Task description
Only lines that contain the word "CNPJ" are to be returned from the data below.

Available data
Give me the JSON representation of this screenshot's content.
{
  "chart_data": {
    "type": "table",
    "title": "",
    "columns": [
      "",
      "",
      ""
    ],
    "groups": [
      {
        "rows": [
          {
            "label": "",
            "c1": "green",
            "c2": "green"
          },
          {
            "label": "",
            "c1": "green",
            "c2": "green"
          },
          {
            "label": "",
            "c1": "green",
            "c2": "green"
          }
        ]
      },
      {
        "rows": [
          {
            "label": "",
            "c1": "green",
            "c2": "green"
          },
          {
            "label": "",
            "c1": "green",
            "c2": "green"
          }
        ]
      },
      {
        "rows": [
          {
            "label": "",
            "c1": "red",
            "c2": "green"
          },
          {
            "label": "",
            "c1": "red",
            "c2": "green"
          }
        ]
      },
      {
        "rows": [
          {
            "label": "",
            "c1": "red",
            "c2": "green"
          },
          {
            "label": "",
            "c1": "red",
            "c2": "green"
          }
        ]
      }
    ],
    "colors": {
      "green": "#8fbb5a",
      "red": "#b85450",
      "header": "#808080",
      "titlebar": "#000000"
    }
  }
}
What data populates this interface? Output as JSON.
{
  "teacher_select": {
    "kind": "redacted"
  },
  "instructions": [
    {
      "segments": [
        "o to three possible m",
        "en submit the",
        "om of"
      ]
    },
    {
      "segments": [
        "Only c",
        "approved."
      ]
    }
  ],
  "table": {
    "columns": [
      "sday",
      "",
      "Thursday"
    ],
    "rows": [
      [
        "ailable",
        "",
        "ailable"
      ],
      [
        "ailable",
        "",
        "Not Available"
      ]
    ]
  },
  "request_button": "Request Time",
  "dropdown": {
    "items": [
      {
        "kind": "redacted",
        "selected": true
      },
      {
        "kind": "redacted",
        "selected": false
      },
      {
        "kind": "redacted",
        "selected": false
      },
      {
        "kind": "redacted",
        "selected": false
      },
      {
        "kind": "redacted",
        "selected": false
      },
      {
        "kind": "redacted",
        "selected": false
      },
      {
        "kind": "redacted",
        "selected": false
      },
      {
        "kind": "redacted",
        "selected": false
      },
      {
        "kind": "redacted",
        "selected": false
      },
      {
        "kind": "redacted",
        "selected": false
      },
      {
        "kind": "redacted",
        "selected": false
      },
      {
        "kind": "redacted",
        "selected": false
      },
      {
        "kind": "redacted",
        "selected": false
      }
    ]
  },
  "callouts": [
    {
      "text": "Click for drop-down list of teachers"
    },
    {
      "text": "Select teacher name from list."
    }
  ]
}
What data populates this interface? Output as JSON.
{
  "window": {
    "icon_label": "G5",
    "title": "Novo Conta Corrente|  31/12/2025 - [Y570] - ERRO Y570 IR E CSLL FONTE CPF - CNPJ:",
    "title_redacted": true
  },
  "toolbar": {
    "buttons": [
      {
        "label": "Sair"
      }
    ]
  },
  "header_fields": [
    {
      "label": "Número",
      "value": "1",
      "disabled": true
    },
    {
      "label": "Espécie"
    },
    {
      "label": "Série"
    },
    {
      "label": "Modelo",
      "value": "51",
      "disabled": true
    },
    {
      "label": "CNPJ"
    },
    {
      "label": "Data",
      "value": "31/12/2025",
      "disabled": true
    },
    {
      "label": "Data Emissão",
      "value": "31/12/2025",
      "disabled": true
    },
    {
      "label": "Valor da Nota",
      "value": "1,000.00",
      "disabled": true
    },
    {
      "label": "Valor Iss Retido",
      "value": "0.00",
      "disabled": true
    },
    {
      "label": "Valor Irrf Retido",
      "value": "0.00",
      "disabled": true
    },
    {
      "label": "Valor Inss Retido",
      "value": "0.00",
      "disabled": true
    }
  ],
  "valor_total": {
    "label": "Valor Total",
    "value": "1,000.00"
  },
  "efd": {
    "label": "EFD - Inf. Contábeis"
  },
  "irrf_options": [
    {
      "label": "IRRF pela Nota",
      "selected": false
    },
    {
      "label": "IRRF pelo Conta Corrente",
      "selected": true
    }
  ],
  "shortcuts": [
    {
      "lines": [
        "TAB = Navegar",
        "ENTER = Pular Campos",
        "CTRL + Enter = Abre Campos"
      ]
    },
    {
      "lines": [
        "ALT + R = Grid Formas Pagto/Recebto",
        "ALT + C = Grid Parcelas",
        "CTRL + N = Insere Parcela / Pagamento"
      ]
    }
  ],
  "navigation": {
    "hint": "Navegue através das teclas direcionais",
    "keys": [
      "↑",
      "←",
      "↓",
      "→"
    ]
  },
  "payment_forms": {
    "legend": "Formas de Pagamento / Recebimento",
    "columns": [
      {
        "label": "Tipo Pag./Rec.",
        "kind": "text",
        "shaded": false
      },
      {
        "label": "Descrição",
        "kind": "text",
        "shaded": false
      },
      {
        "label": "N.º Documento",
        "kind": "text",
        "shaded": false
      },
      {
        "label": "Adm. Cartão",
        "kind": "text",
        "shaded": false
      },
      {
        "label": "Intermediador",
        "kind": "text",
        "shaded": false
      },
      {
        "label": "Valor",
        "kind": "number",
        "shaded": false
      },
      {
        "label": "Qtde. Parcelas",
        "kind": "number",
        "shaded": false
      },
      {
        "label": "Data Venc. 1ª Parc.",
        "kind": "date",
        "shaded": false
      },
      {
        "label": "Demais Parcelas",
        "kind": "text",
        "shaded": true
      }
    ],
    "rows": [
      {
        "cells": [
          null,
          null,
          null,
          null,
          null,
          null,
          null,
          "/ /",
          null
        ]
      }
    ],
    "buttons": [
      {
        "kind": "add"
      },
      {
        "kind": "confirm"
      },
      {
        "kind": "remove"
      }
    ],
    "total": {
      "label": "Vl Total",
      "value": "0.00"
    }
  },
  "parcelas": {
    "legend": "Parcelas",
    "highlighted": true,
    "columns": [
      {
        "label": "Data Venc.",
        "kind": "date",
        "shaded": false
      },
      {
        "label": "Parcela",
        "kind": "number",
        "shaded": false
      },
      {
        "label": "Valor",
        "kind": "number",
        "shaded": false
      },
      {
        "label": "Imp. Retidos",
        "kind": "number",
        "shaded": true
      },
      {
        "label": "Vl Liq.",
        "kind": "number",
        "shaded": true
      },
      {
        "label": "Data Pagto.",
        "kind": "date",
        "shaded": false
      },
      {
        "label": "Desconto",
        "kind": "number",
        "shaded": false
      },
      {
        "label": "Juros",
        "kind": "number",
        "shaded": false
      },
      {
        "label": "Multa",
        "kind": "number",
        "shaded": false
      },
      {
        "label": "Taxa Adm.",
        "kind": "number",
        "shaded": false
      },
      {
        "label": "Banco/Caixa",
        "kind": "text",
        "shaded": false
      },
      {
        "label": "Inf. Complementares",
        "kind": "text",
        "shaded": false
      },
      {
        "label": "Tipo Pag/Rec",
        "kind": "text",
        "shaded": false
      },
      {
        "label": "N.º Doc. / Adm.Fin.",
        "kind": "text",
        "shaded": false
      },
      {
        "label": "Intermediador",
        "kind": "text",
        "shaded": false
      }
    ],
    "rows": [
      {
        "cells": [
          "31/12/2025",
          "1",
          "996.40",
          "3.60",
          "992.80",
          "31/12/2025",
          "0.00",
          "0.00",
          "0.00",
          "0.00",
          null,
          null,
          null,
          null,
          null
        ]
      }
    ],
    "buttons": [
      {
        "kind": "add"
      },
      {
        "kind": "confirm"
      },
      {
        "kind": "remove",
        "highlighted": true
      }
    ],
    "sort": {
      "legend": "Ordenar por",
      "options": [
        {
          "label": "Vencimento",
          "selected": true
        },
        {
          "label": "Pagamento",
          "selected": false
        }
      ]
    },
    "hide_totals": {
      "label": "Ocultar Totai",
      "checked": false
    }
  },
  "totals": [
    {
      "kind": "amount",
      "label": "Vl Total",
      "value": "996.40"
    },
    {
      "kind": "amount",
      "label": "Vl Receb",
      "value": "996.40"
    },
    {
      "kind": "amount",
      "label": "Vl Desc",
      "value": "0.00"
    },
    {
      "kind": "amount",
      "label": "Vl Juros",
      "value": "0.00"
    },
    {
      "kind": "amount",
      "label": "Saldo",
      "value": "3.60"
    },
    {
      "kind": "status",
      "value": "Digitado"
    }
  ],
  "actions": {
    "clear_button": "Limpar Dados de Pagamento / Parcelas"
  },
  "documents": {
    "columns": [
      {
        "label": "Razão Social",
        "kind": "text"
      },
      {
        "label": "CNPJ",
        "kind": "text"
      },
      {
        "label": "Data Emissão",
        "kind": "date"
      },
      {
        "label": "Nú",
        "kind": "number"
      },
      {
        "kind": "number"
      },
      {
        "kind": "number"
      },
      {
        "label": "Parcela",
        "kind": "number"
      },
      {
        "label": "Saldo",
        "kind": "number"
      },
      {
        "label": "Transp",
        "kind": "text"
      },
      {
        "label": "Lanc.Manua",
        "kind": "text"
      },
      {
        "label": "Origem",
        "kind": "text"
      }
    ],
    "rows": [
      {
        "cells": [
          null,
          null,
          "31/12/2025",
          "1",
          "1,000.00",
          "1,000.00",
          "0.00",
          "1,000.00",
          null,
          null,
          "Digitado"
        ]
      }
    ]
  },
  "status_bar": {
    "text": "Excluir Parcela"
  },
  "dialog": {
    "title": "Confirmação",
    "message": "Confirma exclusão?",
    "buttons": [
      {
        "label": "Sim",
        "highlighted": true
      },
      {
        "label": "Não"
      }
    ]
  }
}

Result for this task
    "title": "Novo Conta Corrente|  31/12/2025 - [Y570] - ERRO Y570 IR E CSLL FONTE CPF - CNPJ:",
      "label": "CNPJ"
        "label": "CNPJ",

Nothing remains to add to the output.